Some people are complete pains in the arse to photograph. Everything is a chore, even if they have to sit there and do sod all, or they're smart arses, or they're just plain old $%#@wits!
On the other hand, others are a total delight.
This bloke, the botanist David Bellamy, falls into the latter category.
He is my all-time champion person to photograph. He will do ANYTHING for a photo and we've (me and other photographers on the job) had him knee-deep in a duck pond and even up to his neck in a water display at an aquarium. And for both he didn't have to be asked twice. It was if he's thought of the idea himself.
Unfortunately I don't have the duck pond or the water display negatives, however I do have this.
This photo was taken on a PR job I was shooting in the mid-1990s when I was freelancing in Edinburgh, Scotland.
I was doing the job for a window frame company at, of all places, a hothouse at Edinburgh's Royal Botanical Gardens. The only reason I can think it was at such a location was because the wooden frames must have been made of recycled wood...or something like that.
Anyway, the PR company wanted me to do the job for them but also see if I could get a photo in the newspapers, who they knew I also worked for.
PR photography and newspaper photography are two very different beasts. PR is all about the product whereas, for the most part, news photography is about getting a great photo. Often the two cross paths but, for the most part, news photographers hate rolling up to news jobs that are thinly veiled PR jobs. We delight in trying our very best to make sure the product isn't in shot - anything to piss off a PR person. However, this day I had both hats on and I couldn't piss off the PR person - they were my meal ticket!
The one thing in the PR company's favour was that Bellamy was (is) a household name in the UK, meant there were a few news photographers there.
The obligatory photos were taken of Bellamy leaning through the window frame, looking out through the window frame - doing all sorts of things with the window frame. It was cheesy at best but Bellamy was his usual great self and doing whatever was asked of him, even coming up with a few ideas himself.
While the PR company loved what they were seeing, most of the other photographers were a bit restless. Even I was wondering what I could do to make it look interesting for the papers.
With the PR photos done, we all took Bellamy and wandered off into the hothouse, as a few of the other photographers had come up with ideas while I served up the cheese i.e. PR photos. I was scratching my head a bit but wasn't too stressed.

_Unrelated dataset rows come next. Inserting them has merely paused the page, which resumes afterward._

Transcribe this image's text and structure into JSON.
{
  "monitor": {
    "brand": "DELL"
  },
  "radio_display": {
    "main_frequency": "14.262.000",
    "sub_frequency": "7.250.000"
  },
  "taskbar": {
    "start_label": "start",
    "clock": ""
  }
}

At worst, I could send out the least cheesy photo I'd taken and feign sorrow if none of the papers used the photo (I'd still get paid by the PR company). Getting a photo in the paper was a bonus for PR companies but they didn't put all their eggs in that one basket.
I trailed off the back of the pack and started looking around. It was then that I saw the lovely soft light illuminating the fronds (that's what I'm calling them) of the plant you see in this photo. It was a simple idea but the thought of Bellamy poking his face through, surrounded by the fronds of the plant, really struck a chord - how apt for a botanist!
I waited for the others to finish taking their photos and explained what I had in mind to Bellamy. His eyes lit up and, before I could say 'that frond over there', he was off into the bushes. Being a botanical garden he had to be a little light of foot, but he was off all the same.
He poked his face through two of the fronds but it wasn't quite right, so I suggested another and 'bingo'!
I got in close with the wide angle lens and, while it looked okay, I knew the 80-200mm zoom was the way to go.
By now the other photographers had seen what I was doing and, as I positioned myself with the 80-200mm, three other photographers perched themselves around me, getting the same photo (they're called parrots because they 'sit on your shoulder' - we've all done it).
And that is the photo you see here. I tried him looking up, straight ahead, at me...and a few other poses, but this was the shot. The light was so beautiful and soft - from memory it was the start of winter - and bathed his face in a gentle glow.
If this isn't my faourite portrait, it's pretty damn close. This is as much as anything for the reason that whenever I see this photo of Bellamy I think of him on that other occasion we had him up to his neck in water and he was still smiling happily and obliging for all of our photo requests. A truly great bloke who understood the benefit of giving photographers what they wanted.
FOOTNOTE - I had this photo enlarged to one metre and framed, and had it hanging on the living room wall of my flat in Edinburgh. When I returned to Australia I couldn't bring it with me and donated it to Edinburgh's Royal Botanical Gardens. I hope it's still there.
Gear used - Nikon F4, Nikkor 80-200mm f2.8 lens, Fuji 800 ISO film, 1/125 sec, f5.6